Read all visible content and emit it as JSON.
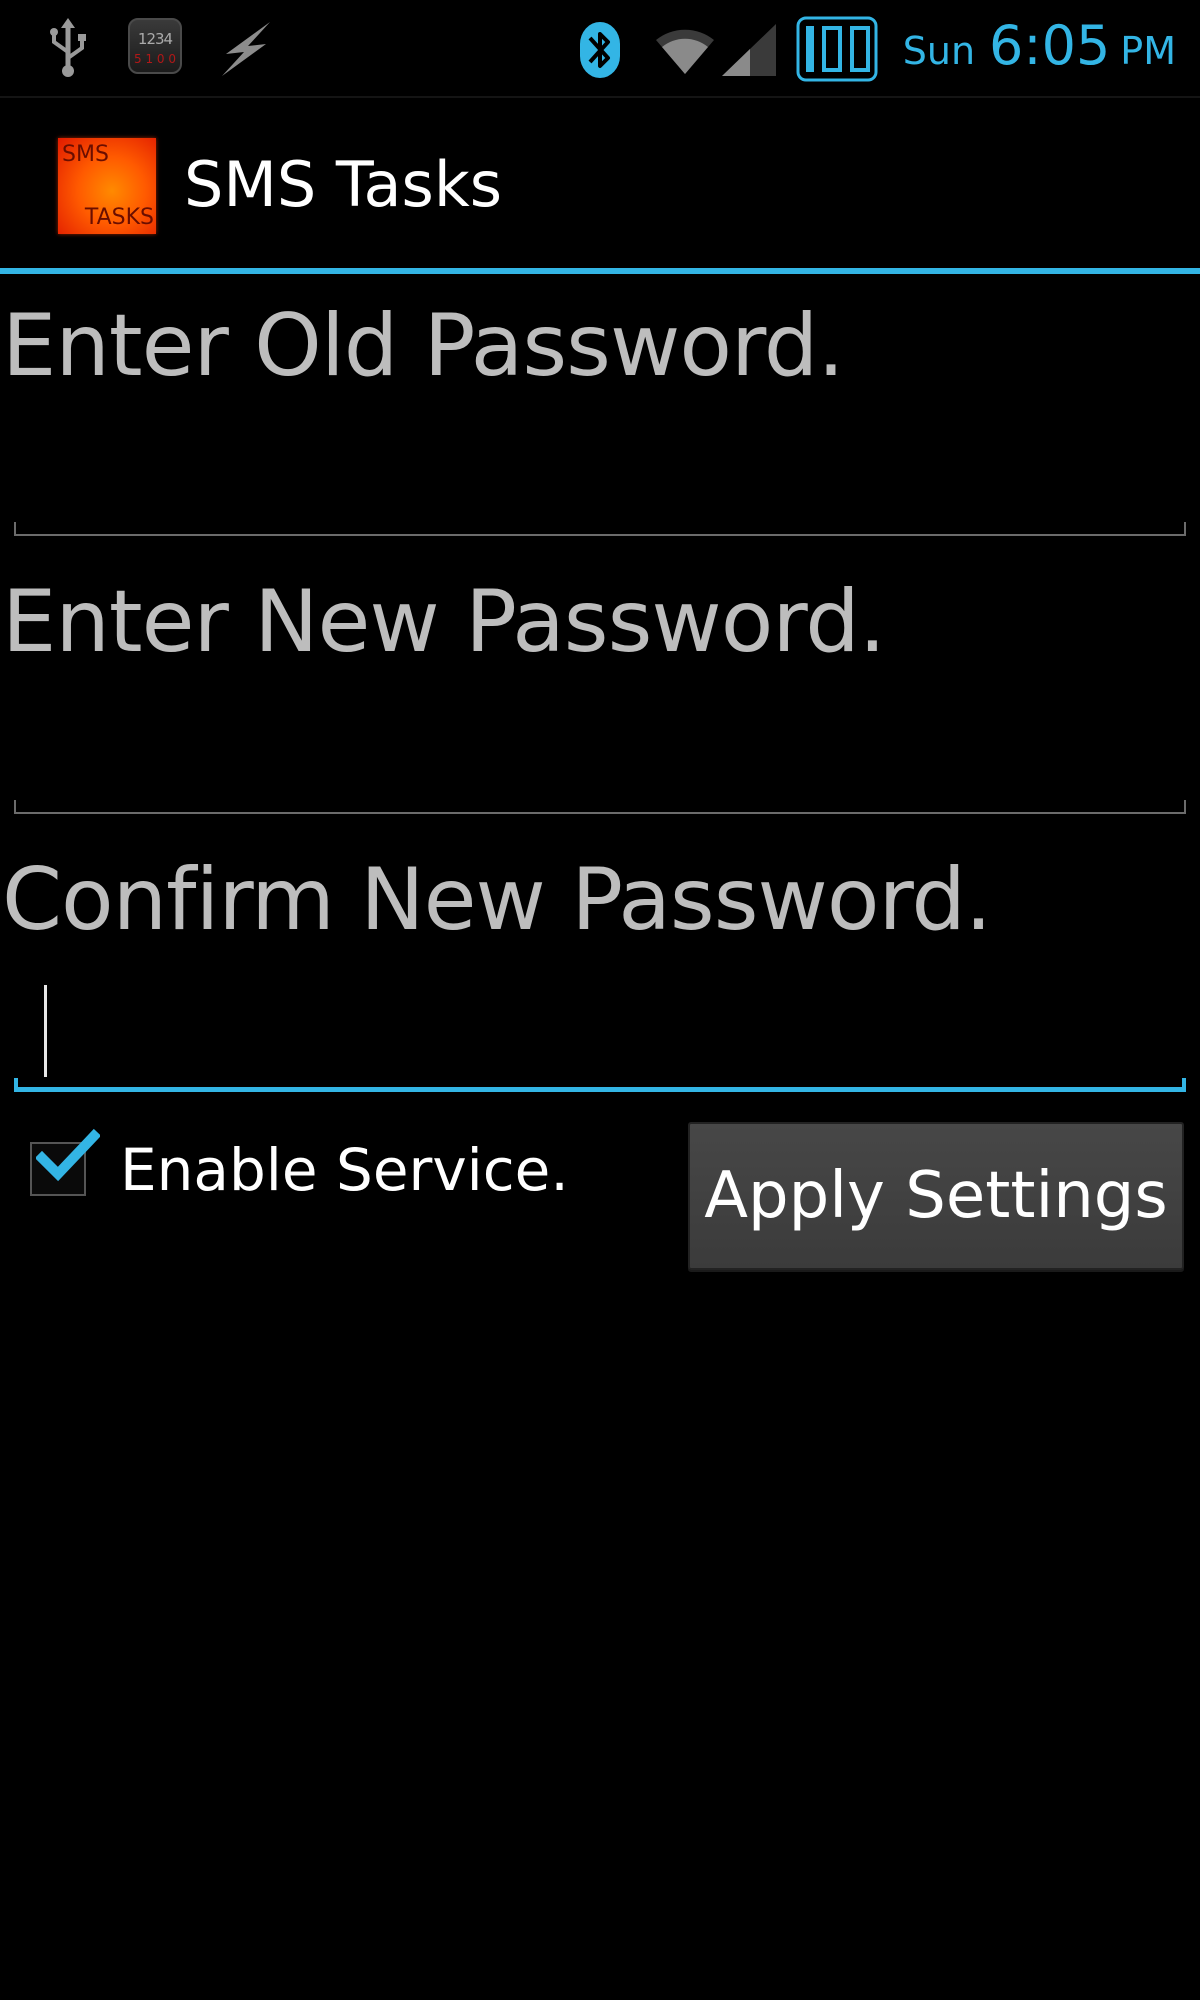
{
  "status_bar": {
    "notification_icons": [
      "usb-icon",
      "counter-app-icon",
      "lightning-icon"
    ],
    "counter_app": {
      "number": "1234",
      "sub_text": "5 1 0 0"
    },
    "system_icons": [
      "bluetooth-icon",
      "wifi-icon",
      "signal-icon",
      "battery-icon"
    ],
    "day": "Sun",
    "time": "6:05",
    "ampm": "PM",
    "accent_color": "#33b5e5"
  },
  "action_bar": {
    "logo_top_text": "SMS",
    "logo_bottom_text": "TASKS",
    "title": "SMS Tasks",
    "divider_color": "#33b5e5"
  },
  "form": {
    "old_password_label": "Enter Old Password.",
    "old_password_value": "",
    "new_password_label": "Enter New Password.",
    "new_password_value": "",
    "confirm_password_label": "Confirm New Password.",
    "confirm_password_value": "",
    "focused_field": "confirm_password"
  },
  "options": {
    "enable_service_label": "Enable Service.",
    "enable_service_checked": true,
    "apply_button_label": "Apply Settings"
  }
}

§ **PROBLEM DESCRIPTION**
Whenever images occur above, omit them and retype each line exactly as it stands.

§ **RESULT OF THE EXERCISE**
Read all visible content and emit it as JSON.
{
  "status_bar": {
    "notification_icons": [
      "usb-icon",
      "counter-app-icon",
      "lightning-icon"
    ],
    "counter_app": {
      "number": "1234",
      "sub_text": "5 1 0 0"
    },
    "system_icons": [
      "bluetooth-icon",
      "wifi-icon",
      "signal-icon",
      "battery-icon"
    ],
    "day": "Sun",
    "time": "6:05",
    "ampm": "PM",
    "accent_color": "#33b5e5"
  },
  "action_bar": {
    "logo_top_text": "SMS",
    "logo_bottom_text": "TASKS",
    "title": "SMS Tasks",
    "divider_color": "#33b5e5"
  },
  "form": {
    "old_password_label": "Enter Old Password.",
    "old_password_value": "",
    "new_password_label": "Enter New Password.",
    "new_password_value": "",
    "confirm_password_label": "Confirm New Password.",
    "confirm_password_value": "",
    "focused_field": "confirm_password"
  },
  "options": {
    "enable_service_label": "Enable Service.",
    "enable_service_checked": true,
    "apply_button_label": "Apply Settings"
  }
}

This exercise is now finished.